As the COVID-19 pandemic continues, it's looking more and more like some districts will stay in remote learning for the rest of the school year.
With that in mind, a Washington lawmaker proposes a bold idea: Give kids a longer break this spring and then send them back to classrooms in the summer.
“I still support summer break, but maybe summer break could be four weeks, maybe it could be six weeks,” said Sen. Brad Hawkins, a Republican who represents the 12th district, in Douglas, Chelan, Grant, and Okanogan counties.
The state requires districts to provide 180 days of learning each school year.
Hawkins, a former school board member and the father of two public school students, published a statement Friday, urging districts to push some of the remaining 180 learning days to the summer months when teachers will have a better chance of being fully vaccinated and COVID-19 cases numbers could be lower.
“Maybe we should think about just cutting our losses a bit,” Hawkins said.
The Office of the Superintendent of Public Instruction has been pushing for more in-class learning and released a statement in response to Hawkins' idea.
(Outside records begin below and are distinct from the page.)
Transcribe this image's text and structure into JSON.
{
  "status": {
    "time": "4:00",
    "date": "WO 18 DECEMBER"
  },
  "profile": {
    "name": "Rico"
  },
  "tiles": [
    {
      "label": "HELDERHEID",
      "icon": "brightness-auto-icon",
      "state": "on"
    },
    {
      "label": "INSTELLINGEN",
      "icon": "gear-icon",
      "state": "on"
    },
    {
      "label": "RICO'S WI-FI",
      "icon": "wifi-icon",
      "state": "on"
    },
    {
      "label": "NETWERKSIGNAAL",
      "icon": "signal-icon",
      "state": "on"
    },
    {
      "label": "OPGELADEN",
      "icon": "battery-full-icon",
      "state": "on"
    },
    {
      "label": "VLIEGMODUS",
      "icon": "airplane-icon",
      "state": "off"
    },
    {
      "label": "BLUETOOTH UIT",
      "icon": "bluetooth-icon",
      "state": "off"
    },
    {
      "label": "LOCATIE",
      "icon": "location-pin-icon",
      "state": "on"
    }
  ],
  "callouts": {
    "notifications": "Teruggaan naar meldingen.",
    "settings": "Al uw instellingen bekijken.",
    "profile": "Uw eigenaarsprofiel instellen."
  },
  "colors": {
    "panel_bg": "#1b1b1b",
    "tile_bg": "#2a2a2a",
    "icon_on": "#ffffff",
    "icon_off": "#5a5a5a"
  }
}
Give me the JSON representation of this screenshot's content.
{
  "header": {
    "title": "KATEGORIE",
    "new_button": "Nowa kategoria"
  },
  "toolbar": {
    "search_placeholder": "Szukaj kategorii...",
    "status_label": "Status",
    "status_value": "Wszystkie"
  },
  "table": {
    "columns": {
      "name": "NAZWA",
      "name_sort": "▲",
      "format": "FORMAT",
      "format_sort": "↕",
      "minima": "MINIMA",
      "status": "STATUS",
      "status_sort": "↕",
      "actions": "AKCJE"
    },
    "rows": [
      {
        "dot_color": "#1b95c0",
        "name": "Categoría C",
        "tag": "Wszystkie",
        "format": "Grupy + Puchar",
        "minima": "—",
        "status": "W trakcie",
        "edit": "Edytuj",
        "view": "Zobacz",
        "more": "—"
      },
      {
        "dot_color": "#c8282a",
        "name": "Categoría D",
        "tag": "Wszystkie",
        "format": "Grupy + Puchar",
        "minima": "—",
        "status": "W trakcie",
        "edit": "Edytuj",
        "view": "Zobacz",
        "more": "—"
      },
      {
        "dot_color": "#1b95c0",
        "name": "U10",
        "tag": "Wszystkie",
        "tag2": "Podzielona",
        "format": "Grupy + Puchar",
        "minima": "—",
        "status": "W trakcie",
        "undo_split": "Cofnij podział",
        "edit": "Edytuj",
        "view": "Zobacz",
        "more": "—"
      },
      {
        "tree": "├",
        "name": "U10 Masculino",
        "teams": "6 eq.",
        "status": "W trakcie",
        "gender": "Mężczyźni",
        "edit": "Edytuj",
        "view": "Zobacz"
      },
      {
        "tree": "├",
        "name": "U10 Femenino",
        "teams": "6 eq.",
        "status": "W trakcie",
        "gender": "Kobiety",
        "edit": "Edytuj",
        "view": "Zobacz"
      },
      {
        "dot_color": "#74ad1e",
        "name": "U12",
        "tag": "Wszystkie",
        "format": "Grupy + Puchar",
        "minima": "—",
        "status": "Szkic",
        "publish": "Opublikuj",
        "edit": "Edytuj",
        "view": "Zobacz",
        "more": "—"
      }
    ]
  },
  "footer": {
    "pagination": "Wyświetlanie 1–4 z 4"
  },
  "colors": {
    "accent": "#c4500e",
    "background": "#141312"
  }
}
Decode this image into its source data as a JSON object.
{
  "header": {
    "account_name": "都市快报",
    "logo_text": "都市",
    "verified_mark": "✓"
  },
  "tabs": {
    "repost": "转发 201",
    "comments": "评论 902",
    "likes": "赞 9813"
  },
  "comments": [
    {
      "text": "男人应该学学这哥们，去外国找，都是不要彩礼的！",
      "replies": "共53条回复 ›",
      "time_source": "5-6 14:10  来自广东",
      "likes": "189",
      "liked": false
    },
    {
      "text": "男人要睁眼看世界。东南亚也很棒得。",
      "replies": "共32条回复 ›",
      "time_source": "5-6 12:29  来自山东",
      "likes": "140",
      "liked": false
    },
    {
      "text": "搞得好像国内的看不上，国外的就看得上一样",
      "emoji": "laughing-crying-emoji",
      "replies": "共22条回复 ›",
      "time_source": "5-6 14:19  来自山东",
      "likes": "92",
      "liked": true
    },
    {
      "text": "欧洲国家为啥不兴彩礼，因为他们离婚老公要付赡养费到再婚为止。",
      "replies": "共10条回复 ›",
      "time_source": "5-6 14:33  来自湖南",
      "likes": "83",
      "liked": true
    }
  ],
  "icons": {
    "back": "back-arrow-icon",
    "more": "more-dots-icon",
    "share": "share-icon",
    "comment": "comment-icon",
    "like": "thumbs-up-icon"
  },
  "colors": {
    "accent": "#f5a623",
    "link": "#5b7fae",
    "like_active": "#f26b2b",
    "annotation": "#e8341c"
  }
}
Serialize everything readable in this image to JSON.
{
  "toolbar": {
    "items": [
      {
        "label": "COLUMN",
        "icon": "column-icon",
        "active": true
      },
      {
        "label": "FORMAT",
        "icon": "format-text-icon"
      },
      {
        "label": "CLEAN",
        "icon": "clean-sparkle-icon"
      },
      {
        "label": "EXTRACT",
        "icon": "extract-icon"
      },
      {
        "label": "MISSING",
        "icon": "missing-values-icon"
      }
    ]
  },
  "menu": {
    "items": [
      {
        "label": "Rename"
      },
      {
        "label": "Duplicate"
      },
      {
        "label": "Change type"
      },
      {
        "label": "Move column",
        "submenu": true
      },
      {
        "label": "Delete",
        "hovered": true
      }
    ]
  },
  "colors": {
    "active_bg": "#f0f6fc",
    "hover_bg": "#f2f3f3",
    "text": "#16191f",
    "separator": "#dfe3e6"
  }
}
"We support creative ideas districts may implement to maximize in-person instruction, consistent with all health and safety protocols," the statement said.
The state and some local districts have been pushing for a return to an in-person classroom. Teachers and some parents have pushed back, asking districts to wait until educators are eligible for the vaccines.
Ultimately the decision to return to in-person learning is up to each local district.
For now, Hawkins’ idea is just that — something for districts to consider.
But he is sponsoring a bill that encourages districts to spread their 180 school days over the entire year, with shorter breaks, a change Hawkins argues would reduce the learning loss kids experience when they are out of school for long stretches.
“Because of this pandemic, I'm really encouraging my legislative colleagues to think big and think differently about some transformational changes for our educational system,” he said.
The Washington Education Association says it has not taken a position on year-round schooling.
“If a district is considering changes in calendar structure, they need to collaborate with their local unions to address the impacts. Districts should also consult with parents and the broader community that might be impacted by the calendar change,” the WEA said in a statement.